── Records for the task
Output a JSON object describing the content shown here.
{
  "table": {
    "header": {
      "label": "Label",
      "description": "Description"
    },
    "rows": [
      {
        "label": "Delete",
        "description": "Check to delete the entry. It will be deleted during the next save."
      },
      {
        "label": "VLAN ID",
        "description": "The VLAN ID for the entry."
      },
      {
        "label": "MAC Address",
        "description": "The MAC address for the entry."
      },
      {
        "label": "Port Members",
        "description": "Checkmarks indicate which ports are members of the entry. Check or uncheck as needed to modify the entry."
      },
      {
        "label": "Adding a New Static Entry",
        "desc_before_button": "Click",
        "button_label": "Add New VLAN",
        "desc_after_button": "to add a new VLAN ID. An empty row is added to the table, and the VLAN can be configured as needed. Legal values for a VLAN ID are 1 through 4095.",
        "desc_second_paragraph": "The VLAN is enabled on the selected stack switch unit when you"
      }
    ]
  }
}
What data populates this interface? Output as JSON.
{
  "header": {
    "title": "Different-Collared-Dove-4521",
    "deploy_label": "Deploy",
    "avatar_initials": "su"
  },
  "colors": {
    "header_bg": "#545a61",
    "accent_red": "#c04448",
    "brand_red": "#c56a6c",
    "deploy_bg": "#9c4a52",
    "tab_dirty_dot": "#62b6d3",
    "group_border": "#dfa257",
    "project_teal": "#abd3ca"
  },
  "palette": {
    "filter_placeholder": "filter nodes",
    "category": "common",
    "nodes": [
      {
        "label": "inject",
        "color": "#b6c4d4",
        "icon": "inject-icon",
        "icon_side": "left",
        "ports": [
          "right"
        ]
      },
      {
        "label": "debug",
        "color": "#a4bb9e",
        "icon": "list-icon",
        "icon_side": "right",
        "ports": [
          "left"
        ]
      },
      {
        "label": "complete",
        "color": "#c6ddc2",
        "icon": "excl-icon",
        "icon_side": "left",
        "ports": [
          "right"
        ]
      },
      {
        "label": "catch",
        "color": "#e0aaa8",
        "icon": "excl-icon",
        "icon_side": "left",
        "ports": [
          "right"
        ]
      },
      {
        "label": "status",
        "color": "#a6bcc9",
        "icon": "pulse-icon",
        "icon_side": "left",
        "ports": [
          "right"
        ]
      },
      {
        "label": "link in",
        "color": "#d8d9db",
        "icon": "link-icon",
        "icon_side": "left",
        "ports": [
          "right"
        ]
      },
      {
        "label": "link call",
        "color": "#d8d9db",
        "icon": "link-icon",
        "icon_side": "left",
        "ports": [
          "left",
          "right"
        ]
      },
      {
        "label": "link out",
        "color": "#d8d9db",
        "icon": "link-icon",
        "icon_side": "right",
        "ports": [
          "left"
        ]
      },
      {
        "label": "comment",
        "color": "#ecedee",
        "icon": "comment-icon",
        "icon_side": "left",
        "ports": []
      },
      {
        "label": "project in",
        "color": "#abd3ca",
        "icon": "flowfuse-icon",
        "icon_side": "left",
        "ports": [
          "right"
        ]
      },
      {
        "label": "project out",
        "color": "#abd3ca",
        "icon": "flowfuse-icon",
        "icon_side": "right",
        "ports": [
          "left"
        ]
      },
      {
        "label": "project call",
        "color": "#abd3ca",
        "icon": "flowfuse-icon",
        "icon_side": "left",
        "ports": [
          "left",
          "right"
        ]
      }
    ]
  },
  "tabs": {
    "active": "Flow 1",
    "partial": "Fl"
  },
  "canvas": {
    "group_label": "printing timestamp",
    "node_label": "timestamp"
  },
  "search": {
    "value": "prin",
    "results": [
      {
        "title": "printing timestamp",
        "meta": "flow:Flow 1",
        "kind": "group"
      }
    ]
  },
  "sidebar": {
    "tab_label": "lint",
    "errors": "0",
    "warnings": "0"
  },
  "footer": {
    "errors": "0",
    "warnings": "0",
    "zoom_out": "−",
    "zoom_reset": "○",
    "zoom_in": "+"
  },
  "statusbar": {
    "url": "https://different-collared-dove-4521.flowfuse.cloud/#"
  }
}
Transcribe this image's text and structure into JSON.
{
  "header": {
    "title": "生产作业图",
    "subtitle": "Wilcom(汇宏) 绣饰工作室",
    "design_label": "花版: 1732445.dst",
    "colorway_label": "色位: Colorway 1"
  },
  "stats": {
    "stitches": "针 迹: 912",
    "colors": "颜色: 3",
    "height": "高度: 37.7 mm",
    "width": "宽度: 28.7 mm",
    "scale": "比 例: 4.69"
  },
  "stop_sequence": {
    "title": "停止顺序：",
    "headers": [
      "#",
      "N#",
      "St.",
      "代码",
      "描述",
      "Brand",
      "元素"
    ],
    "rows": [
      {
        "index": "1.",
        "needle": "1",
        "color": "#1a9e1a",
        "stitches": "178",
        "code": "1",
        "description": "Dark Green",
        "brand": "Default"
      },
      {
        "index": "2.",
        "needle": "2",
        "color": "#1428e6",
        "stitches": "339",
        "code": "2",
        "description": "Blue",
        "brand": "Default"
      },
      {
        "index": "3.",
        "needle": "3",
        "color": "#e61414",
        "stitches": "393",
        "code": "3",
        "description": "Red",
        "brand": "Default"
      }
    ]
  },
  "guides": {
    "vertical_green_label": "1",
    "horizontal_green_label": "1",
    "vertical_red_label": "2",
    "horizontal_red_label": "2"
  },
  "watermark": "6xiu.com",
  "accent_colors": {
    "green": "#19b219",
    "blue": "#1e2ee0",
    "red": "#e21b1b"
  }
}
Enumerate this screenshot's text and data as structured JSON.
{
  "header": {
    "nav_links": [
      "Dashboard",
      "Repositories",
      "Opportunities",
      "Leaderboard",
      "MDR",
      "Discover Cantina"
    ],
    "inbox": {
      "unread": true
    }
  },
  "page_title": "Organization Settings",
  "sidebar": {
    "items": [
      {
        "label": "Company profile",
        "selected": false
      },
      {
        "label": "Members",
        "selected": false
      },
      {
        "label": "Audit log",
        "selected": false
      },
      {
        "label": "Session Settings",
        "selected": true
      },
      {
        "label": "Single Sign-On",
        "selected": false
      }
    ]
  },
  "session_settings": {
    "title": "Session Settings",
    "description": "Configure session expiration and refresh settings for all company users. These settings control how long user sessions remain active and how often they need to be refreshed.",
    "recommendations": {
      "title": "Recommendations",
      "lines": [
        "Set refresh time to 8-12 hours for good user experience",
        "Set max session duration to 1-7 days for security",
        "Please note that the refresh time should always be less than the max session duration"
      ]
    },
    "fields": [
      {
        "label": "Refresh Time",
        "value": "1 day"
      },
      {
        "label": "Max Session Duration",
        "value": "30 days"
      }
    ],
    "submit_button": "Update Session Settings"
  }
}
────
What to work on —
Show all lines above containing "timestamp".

Answer to this task —
    "group_label": "printing timestamp",
    "node_label": "timestamp"
        "title": "printing timestamp",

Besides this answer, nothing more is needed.